◆ **Problem**
All records that follow are to be copied exactly, with images omitted.

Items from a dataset
▼

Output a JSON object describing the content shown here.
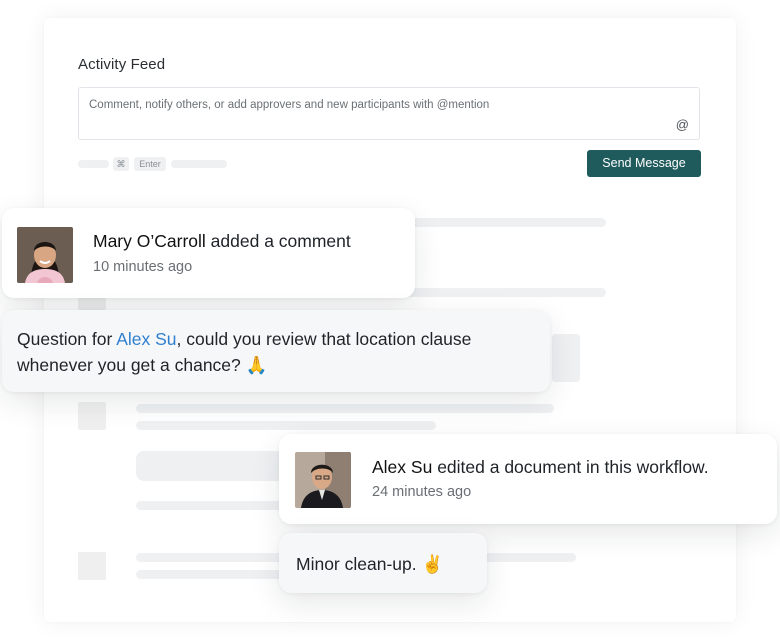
{
  "feed": {
    "title": "Activity Feed",
    "placeholder": "Comment, notify others, or add approvers and new participants with @mention",
    "at_symbol": "@",
    "shortcut_key_1": "⌘",
    "shortcut_key_2": "Enter",
    "send_label": "Send Message"
  },
  "colors": {
    "send_button": "#1f5a5c",
    "mention": "#2f7fcf"
  },
  "activity_1": {
    "user": "Mary O’Carroll",
    "action": "added a comment",
    "time": "10 minutes ago",
    "message_before": "Question for ",
    "mention": "Alex Su",
    "message_after": ", could you review that location clause whenever you get a chance? 🙏"
  },
  "activity_2": {
    "user": "Alex Su",
    "action": "edited a document in this workflow.",
    "time": "24 minutes ago",
    "message": "Minor clean-up. ✌️"
  }
}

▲

◆ **Exercise result**
Output a JSON object describing the content shown here.
{
  "feed": {
    "title": "Activity Feed",
    "placeholder": "Comment, notify others, or add approvers and new participants with @mention",
    "at_symbol": "@",
    "shortcut_key_1": "⌘",
    "shortcut_key_2": "Enter",
    "send_label": "Send Message"
  },
  "colors": {
    "send_button": "#1f5a5c",
    "mention": "#2f7fcf"
  },
  "activity_1": {
    "user": "Mary O’Carroll",
    "action": "added a comment",
    "time": "10 minutes ago",
    "message_before": "Question for ",
    "mention": "Alex Su",
    "message_after": ", could you review that location clause whenever you get a chance? 🙏"
  },
  "activity_2": {
    "user": "Alex Su",
    "action": "edited a document in this workflow.",
    "time": "24 minutes ago",
    "message": "Minor clean-up. ✌️"
  }
}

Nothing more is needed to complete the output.